WHAT THIS TASK INVOLVES
In the data below, find every line that has the string "author", and copy it.
-- EXERCISE INPUTS follows --
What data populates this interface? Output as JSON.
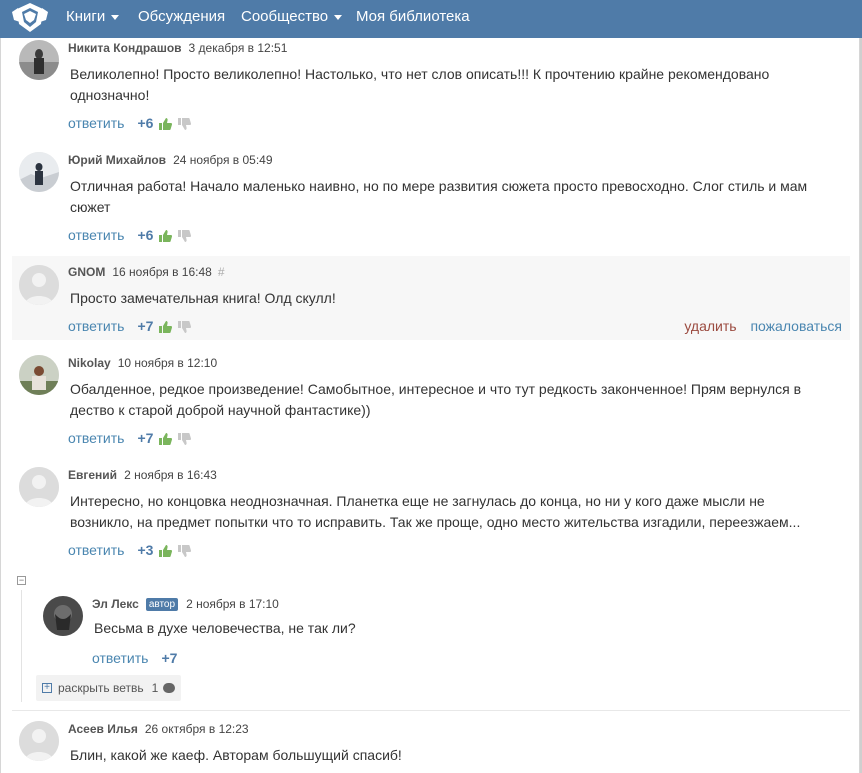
{
  "nav": {
    "items": [
      {
        "label": "Книги",
        "dropdown": true
      },
      {
        "label": "Обсуждения",
        "dropdown": false
      },
      {
        "label": "Сообщество",
        "dropdown": true
      },
      {
        "label": "Моя библиотека",
        "dropdown": false
      }
    ],
    "color": "#4f7ba8"
  },
  "reply_label": "ответить",
  "delete_label": "удалить",
  "report_label": "пожаловаться",
  "comments": [
    {
      "author": "Никита Кондрашов",
      "date": "3 декабря в 12:51",
      "text": "Великолепно! Просто великолепно! Настолько, что нет слов описать!!! К прочтению крайне рекомендовано однозначно!",
      "votes": "+6"
    },
    {
      "author": "Юрий Михайлов",
      "date": "24 ноября в 05:49",
      "text": "Отличная работа! Начало маленько наивно, но по мере развития сюжета просто превосходно. Слог  стиль и мам сюжет",
      "votes": "+6"
    },
    {
      "author": "GNOM",
      "date": "16 ноября в 16:48",
      "hash": "#",
      "text": "Просто замечательная книга! Олд скулл!",
      "votes": "+7"
    },
    {
      "author": "Nikolay",
      "date": "10 ноября в 12:10",
      "text": "Обалденное, редкое произведение! Самобытное, интересное и что тут редкость законченное! Прям вернулся в дество к старой доброй научной фантастике))",
      "votes": "+7"
    },
    {
      "author": "Евгений",
      "date": "2 ноября в 16:43",
      "text": "Интересно, но концовка неоднозначная. Планетка еще не загнулась до конца, но ни у кого даже мысли не возникло, на предмет попытки что то исправить. Так же проще, одно место жительства изгадили, переезжаем...",
      "votes": "+3"
    },
    {
      "author": "Эл Лекс",
      "badge": "автор",
      "date": "2 ноября в 17:10",
      "text": "Весьма в духе человечества, не так ли?",
      "votes": "+7"
    },
    {
      "author": "Асеев Илья",
      "date": "26 октября в 12:23",
      "text": "Блин, какой же каеф. Авторам большущий спасиб!",
      "votes": ""
    }
  ],
  "expand_branch": {
    "label": "раскрыть ветвь",
    "count": "1"
  },
  "collapse_symbol": "−",
  "expand_symbol": "+",
  "icons": [
    "logo-icon",
    "thumb-up-icon",
    "thumb-down-icon",
    "comment-bubble-icon",
    "collapse-icon"
  ]
}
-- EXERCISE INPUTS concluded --
WRITTEN SOLUTION
      "author": "Никита Кондрашов",
      "author": "Юрий Михайлов",
      "author": "GNOM",
      "author": "Nikolay",
      "author": "Евгений",
      "author": "Эл Лекс",
      "author": "Асеев Илья",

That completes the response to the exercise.